Studies have shown that there is a protective effect of turmeric on the heart. Initial research shows that turmeric can help to reduce the build-up of plaque in the heart, a key contributor to heart attacks. Turmeric may help to prevent oxidized cholesterol, which is what damages blood vessels. Damaged blood vessels are a critical factor in many heart diseases, such as health attacks, strokes, and atherosclerosis.
Turmeric has been shown to have important antioxidant properties, which may help to protect cells against cancer. Turmeric can help to protect vulnerable cells against free radicals, which can be harmful to the body.
High cholesterol is a common disorder and has been linked to many different, some serious, disorders.

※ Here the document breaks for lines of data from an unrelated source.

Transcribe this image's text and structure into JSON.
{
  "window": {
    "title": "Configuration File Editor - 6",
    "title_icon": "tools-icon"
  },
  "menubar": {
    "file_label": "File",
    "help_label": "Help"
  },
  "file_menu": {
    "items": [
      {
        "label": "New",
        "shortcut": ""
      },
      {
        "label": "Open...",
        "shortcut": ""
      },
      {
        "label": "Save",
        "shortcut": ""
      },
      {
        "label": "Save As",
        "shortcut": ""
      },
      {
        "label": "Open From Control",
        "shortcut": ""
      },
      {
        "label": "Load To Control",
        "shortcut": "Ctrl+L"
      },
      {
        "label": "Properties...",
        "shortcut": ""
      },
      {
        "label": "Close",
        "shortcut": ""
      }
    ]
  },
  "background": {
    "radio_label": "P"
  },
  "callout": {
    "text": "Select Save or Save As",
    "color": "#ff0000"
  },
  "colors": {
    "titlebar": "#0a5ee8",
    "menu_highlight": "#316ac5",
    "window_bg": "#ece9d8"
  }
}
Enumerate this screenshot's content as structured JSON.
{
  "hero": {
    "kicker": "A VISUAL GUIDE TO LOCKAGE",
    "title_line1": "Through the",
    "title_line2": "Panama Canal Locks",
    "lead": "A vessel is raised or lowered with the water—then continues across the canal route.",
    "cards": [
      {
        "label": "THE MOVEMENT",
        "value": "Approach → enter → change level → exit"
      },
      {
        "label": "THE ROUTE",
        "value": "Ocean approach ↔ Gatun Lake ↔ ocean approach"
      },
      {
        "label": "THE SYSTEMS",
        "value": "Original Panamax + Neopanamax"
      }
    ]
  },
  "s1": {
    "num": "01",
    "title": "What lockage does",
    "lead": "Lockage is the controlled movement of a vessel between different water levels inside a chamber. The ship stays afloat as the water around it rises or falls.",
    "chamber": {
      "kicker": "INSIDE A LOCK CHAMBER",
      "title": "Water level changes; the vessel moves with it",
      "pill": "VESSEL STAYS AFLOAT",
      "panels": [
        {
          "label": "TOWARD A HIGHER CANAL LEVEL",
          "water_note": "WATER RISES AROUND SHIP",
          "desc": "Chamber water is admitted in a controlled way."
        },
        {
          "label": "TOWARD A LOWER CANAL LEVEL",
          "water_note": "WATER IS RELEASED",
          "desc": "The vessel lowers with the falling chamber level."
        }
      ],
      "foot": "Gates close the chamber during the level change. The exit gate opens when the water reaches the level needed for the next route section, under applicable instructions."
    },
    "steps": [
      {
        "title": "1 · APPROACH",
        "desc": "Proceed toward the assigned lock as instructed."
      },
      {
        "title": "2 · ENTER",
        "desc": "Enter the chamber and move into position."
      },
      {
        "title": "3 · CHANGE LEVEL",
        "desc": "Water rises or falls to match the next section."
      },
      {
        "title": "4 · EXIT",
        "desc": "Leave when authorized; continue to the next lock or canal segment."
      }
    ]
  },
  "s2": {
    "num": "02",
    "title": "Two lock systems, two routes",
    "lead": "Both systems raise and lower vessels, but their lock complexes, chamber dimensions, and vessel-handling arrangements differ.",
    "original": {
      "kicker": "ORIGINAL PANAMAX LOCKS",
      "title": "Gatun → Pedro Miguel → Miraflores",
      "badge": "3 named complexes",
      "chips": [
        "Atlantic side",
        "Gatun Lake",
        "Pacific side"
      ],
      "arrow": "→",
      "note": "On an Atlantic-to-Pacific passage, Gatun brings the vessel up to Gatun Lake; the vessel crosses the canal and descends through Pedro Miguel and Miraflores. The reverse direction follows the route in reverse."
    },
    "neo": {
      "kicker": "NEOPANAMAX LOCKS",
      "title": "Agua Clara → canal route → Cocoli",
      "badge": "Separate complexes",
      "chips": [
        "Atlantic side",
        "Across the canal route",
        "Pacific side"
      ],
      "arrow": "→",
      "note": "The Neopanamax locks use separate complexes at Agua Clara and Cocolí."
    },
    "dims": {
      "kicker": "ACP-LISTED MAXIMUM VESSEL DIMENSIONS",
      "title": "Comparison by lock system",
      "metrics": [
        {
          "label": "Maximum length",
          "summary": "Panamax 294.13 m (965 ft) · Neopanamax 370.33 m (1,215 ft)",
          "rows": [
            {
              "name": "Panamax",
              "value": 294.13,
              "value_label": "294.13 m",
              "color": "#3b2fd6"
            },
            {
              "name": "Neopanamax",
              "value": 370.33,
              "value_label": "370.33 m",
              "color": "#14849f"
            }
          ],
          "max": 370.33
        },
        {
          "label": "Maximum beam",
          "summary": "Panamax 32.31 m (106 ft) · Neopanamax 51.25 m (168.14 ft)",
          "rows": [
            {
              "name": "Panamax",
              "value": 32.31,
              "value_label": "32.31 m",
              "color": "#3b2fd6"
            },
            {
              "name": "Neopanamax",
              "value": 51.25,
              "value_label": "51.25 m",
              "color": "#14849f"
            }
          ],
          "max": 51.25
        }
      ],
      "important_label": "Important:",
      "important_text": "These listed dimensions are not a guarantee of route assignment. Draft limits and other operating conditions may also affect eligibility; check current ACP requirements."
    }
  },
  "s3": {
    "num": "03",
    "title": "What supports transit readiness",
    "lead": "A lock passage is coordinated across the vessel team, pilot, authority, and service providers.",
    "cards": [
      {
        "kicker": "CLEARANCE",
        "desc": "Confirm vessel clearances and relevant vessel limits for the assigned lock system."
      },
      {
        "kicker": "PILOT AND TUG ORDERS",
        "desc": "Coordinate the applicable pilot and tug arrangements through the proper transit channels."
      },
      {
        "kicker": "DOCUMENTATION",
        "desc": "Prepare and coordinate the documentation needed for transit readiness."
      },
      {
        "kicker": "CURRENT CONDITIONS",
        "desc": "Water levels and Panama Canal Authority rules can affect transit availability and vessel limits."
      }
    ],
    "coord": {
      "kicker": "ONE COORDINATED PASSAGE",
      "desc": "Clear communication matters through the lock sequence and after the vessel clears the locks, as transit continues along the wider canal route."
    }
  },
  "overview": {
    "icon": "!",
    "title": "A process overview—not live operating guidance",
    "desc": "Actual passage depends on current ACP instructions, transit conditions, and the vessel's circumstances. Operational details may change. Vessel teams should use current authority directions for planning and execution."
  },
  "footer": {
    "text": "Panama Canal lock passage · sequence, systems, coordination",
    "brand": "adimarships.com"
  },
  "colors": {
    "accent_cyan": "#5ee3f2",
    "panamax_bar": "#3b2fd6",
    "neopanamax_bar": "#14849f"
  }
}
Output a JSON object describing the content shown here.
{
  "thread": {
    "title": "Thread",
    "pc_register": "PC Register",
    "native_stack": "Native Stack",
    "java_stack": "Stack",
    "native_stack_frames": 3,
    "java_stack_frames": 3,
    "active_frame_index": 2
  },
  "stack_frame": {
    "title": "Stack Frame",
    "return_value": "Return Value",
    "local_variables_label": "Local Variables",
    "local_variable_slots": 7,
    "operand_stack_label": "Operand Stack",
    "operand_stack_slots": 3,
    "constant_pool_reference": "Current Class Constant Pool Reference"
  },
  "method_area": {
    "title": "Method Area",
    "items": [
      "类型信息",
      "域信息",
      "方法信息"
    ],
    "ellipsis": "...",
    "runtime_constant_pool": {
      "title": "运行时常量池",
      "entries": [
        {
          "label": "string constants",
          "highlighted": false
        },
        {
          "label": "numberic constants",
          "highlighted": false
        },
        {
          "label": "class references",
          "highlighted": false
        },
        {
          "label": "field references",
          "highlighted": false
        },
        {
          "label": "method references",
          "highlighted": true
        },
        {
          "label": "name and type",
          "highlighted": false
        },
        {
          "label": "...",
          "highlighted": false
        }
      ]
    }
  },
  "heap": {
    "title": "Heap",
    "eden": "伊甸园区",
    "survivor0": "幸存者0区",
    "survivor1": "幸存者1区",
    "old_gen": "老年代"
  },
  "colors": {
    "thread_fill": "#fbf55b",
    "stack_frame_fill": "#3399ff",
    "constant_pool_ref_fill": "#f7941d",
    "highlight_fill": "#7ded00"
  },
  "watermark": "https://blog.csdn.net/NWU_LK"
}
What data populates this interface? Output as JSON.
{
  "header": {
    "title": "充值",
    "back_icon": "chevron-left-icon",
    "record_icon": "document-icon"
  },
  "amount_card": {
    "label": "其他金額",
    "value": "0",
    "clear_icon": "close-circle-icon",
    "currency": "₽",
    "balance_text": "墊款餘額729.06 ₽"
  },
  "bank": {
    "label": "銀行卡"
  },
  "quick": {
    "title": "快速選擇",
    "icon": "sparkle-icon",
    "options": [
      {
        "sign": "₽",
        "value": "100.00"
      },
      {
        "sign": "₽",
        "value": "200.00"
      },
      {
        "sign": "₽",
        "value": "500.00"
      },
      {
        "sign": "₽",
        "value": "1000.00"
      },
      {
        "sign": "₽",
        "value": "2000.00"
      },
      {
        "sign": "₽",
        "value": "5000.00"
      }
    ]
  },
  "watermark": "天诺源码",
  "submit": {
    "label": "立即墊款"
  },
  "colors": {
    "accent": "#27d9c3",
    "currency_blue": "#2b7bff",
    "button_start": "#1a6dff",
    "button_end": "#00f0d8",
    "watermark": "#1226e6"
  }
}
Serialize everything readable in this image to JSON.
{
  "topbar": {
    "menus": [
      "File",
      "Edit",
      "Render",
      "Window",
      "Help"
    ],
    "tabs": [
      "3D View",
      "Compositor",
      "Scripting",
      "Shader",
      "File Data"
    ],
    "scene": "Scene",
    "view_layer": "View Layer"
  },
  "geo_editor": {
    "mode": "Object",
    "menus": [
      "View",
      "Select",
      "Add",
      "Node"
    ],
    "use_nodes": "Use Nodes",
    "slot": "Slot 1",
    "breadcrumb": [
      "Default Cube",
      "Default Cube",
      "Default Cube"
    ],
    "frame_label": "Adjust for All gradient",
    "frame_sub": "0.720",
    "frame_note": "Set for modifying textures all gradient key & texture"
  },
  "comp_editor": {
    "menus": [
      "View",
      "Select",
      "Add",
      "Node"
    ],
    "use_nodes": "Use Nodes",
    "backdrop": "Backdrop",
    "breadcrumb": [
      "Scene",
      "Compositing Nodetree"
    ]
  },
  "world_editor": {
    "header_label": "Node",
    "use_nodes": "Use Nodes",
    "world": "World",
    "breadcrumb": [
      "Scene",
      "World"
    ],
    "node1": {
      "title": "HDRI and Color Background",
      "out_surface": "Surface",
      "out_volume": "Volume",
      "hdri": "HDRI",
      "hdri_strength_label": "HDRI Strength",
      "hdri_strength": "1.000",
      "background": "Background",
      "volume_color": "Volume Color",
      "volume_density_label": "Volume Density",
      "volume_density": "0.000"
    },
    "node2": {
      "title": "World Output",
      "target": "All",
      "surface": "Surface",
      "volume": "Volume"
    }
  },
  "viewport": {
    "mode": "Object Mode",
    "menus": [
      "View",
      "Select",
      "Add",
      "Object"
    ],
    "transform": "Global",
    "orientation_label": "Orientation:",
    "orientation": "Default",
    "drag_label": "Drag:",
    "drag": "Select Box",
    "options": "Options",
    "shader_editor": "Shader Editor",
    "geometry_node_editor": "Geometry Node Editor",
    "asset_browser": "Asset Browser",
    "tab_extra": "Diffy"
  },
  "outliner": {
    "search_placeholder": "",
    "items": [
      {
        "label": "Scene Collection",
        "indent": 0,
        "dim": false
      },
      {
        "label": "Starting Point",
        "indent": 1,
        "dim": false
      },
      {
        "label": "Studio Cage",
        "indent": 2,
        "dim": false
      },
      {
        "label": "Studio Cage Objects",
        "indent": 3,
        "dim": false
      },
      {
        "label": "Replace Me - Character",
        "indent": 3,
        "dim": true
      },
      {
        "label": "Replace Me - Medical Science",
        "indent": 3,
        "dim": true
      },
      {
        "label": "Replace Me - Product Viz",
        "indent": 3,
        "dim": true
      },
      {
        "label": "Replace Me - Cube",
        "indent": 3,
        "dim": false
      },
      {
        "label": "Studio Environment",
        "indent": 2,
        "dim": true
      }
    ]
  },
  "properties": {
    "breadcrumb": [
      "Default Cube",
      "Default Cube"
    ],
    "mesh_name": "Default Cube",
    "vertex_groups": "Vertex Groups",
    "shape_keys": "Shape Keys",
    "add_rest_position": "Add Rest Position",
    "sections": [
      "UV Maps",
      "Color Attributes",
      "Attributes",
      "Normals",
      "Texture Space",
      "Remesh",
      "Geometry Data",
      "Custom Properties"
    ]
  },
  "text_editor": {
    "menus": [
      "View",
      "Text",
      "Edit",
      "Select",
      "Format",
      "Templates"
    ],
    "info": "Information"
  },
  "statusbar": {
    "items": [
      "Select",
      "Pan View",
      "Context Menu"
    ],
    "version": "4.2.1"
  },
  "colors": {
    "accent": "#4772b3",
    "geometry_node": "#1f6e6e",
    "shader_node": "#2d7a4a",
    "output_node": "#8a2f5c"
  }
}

One study conducted in rabbits fed a high-fat diet showed that turmeric appeared to lower LDL cholesterol levels and triglycerides, as well as preventing LDL from being oxidized. Oxidized LDL has been shown to contribute to the formation of atherosclerosis. The cholesterol-lowering effects of turmeric have remained consistent in these studies. Source.
Turmeric in dried spice form can add loads of flavor to curries, stews, stir-fries and roasted meat and chicken.Fresh turmeric is a root that looks much like fresh ginger. It can be juiced along with other fruits and vegetables. It can be added to smoothies.It makes a great addition to a chicken marinade adding a bright orange color to the mix; it is a key ingredient in Middle Eastern chicken kabobs.Use it to substitute saffron or mustard as it provides an equal yellow hue.
Everyone should seek medical advice before adding extra turmeric to their diet and sometimes it may actually have negative effects for some people, for example, its ability to slow blood clotting could be dangerous for anyone taking anticoagulant medication or going for surgery. If in doubt, speak to your medical professional.